Write every record out again exactly, and keep images out of it.

Material provided Block Start

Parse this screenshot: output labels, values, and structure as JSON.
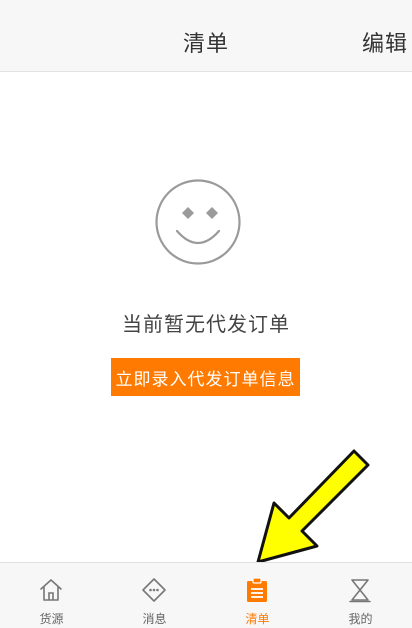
{
  "header": {
    "title": "清单",
    "edit_label": "编辑"
  },
  "empty_state": {
    "icon": "smiley-face-icon",
    "message": "当前暂无代发订单",
    "action_label": "立即录入代发订单信息"
  },
  "tabbar": {
    "items": [
      {
        "label": "货源",
        "icon": "home-icon",
        "active": false
      },
      {
        "label": "消息",
        "icon": "message-icon",
        "active": false
      },
      {
        "label": "清单",
        "icon": "clipboard-list-icon",
        "active": true
      },
      {
        "label": "我的",
        "icon": "hourglass-icon",
        "active": false
      }
    ]
  },
  "colors": {
    "accent": "#ff7a00",
    "annotation_arrow": "#ffff00"
  }
}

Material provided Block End

▶ [Response]
Parse this screenshot: output labels, values, and structure as JSON.
{
  "header": {
    "title": "清单",
    "edit_label": "编辑"
  },
  "empty_state": {
    "icon": "smiley-face-icon",
    "message": "当前暂无代发订单",
    "action_label": "立即录入代发订单信息"
  },
  "tabbar": {
    "items": [
      {
        "label": "货源",
        "icon": "home-icon",
        "active": false
      },
      {
        "label": "消息",
        "icon": "message-icon",
        "active": false
      },
      {
        "label": "清单",
        "icon": "clipboard-list-icon",
        "active": true
      },
      {
        "label": "我的",
        "icon": "hourglass-icon",
        "active": false
      }
    ]
  },
  "colors": {
    "accent": "#ff7a00",
    "annotation_arrow": "#ffff00"
  }
}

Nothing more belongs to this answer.